Knock On Wood

by Phillip Gentry

Upstate Outdoors
November 07, 2019 - 10:43 am

With the first segment of the 2019 – 2020 waterfowl season opening soon (November 23 – November 30), many waterfowl hunters are getting ready to take to the local swamps, sloughs, ponds and other half water/half land venues to do some duck hunting.

One of the most common of the local duck species, especially during the early part of the season, are wood ducks. The Upstate of South Carolina is richly blessed with an abundance of wood ducks. The close relative of the harlequin duck can be found all across the state and are. consistently the number one bird in the bag in South Carolina.

Understanding seasonal wood duck migrations has provided more of a challenge to waterfowl managers than accounting for other migratory duck species. It is generally understood that wood ducks rear heavily in the northeastern United States and Canada but also show a strong tendency toward year round residency in some states along the Atlantic flyway.

Regardless of whether they're local birds or migrants, Upstate waterfowler Mike Davis hunts them the same way.

“People say that wood ducks won't decoy or respond to calls like other ducks,” he said. “I believe that's true to a certain extent. You won't see a flock of wood ducks circle four times while you keep calling them in closer and closer till finally they pitch in and land over your decoys. I think wood ducks know where they're going from the moment they leave the roost. And if you aren't in that spot, or at least real close, you won't kill them.”

Davis states that scouting is an integral component to hunting wood ducks. He's also not a fan of hunting one location more than once or twice a week. For this reason he likes to have a handful of areas that he'll visit a few days before the hunt to see if birds are present.

“Once you find a pocket they like, they'll come back to it so long as there's food, a place to rest and where they can stay hidden. Wood ducks are not open water ducks, they love seclusion.”

Once he’s decided on a location, Davis will put out 3 or 4 decoys on a jerk cord. He owns half dozen decoys that he’s had for years but rarely do all of them see action at once.

“They will land right beside you or within just a few yards if you’re in a tight space,” he said. “He’s not a major decoying duck but if he’s see motion and he decides to come in, he’ll come in.”

Because of the tight quarters of most of his wood duck holes, Davis tends to go with either an improved cylinder or modified choke for hunting woodies and likewise he keeps his shot size selections on the smaller – more pellet based end of the spectrum.

“In a swamp, creek or beaver pond I might use an improved cylinder where if I was hunting on the lake I’d go with a tighter choke,” he said.

Another important piece of gear for Davis is a T-pole or swamp seat.

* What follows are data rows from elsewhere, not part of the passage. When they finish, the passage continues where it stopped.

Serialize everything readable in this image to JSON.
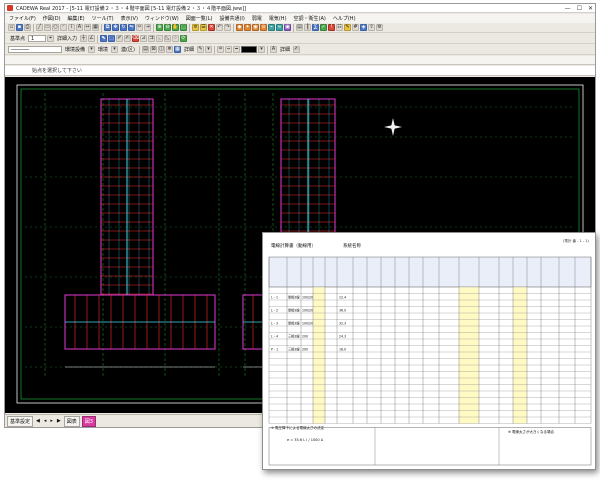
{
  "window": {
    "title": "CADEWA Real 2017 - [5-11 電灯設備２・３・４階平面図 [5-11 電灯設備２・３・４階平面図.jww]]",
    "controls": [
      "—",
      "☐",
      "✕"
    ]
  },
  "menu": [
    "ファイル(F)",
    "作図(D)",
    "編集(E)",
    "ツール(T)",
    "表示(V)",
    "ウィンドウ(W)",
    "図面一覧(L)",
    "設備共通(I)",
    "弱電",
    "電気(H)",
    "空調・衛生(A)",
    "ヘルプ(H)"
  ],
  "toolbar": {
    "scale_label": "基準点",
    "scale_value": "1",
    "input_label": "詳細入力",
    "layer_label": "環境設備",
    "layer_mode": "環境",
    "layer_mode_value": "連(区)",
    "detail_label": "詳細",
    "color_label": "",
    "detail_label2": "詳細"
  },
  "status": {
    "prompt": "始点を選択して下さい"
  },
  "tabs_bottom": {
    "model_tab": "基準設定",
    "page_tab": "図表",
    "active_tab": "図3"
  },
  "sheet": {
    "title": "電線計算書（動線用）",
    "subtitle": "系統名称",
    "page_number": "(電計 番 - 1 - 1)",
    "note1": "※ 電圧降下による電線太さの決定",
    "note2": "※ 電線太さが大きくなる場合",
    "formula": "e = 35.6 L I / 1000 A",
    "rows": [
      {
        "name": "L - 1",
        "type": "単相3線",
        "voltage": "100/200",
        "value": "12.4"
      },
      {
        "name": "L - 2",
        "type": "単相3線",
        "voltage": "100/200",
        "value": "36.0"
      },
      {
        "name": "L - 3",
        "type": "単相3線",
        "voltage": "100/200",
        "value": "32.3"
      },
      {
        "name": "L - 4",
        "type": "三相3線",
        "voltage": "200",
        "value": "24.3"
      },
      {
        "name": "P - 1",
        "type": "三相3線",
        "voltage": "200",
        "value": "18.0"
      }
    ]
  },
  "colors": {
    "canvas_bg": "#000000",
    "frame": "#f0f0f0",
    "green_grid": "#23c23c",
    "building_red": "#ff2a2a",
    "building_magenta": "#e23ad6",
    "building_cyan": "#3fd9e8",
    "sheet_header": "#e9eef8",
    "sheet_highlight": "#fff9c4",
    "active_tab": "#d53c9e"
  },
  "icons": [
    "save-icon",
    "open-icon",
    "print-icon",
    "undo-icon",
    "redo-icon",
    "line-icon",
    "circle-icon",
    "text-icon",
    "dimension-icon",
    "zoom-icon",
    "layer-icon",
    "compass-icon"
  ]
}
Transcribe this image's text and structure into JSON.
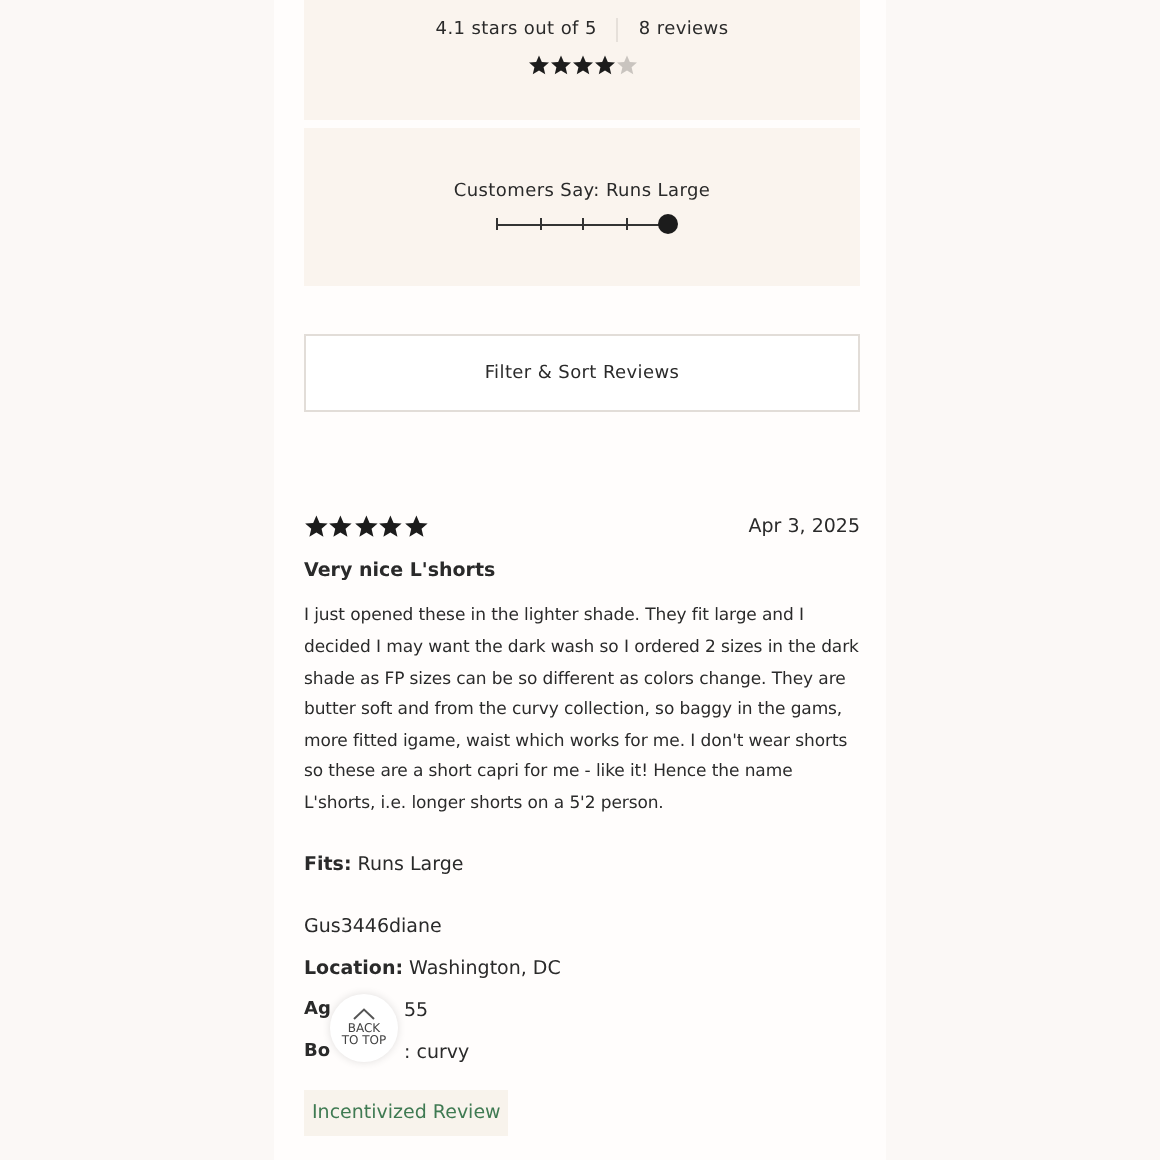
{
  "summary": {
    "rating_text": "4.1 stars out of 5",
    "review_count": "8 reviews",
    "stars": 4
  },
  "fit": {
    "label": "Customers Say: Runs Large",
    "level": 1
  },
  "filter_button": "Filter & Sort Reviews",
  "review": {
    "stars": 5,
    "date": "Apr 3, 2025",
    "title": "Very nice L'shorts",
    "body": "I just opened these in the lighter shade. They fit large and I decided I may want the dark wash so I ordered 2 sizes in the dark shade as FP sizes can be so different as colors change. They are butter soft and from the curvy collection, so baggy in the gams, more fitted igame, waist which works for me. I don't wear shorts so these are a short capri for me - like it! Hence the name L'shorts, i.e. longer shorts on a 5'2 person.",
    "fits": {
      "label": "Fits:",
      "value": "Runs Large"
    },
    "author": "Gus3446diane",
    "location": {
      "label": "Location:",
      "value": "Washington, DC"
    },
    "details": [
      {
        "label": "Ag",
        "value": "55"
      },
      {
        "label": "Bo",
        "value": ": curvy"
      }
    ],
    "badge": "Incentivized Review"
  },
  "back_to_top": [
    "BACK",
    "TO TOP"
  ]
}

These are available commercially from places like Cabela’s or Mack’s Prarie Wings or a home-made version can be made using treated 2x4 wood. The idea is to have a highly portable place to sit that will work in a marshy environment.

“I don’t use a blind and there’s rarely a place for one,” he said. “The T-pole has a rope or strap that goes around it so you can carry it across your shoulder on your way back into the timber where they like to be. That’s why they call them wood ducks.”


Phillip Gentry is the host of “Upstate Outdoors,” broadcast from noon to 2 p.m. Saturdays on 106.3 WORD FM or online at

Comments ()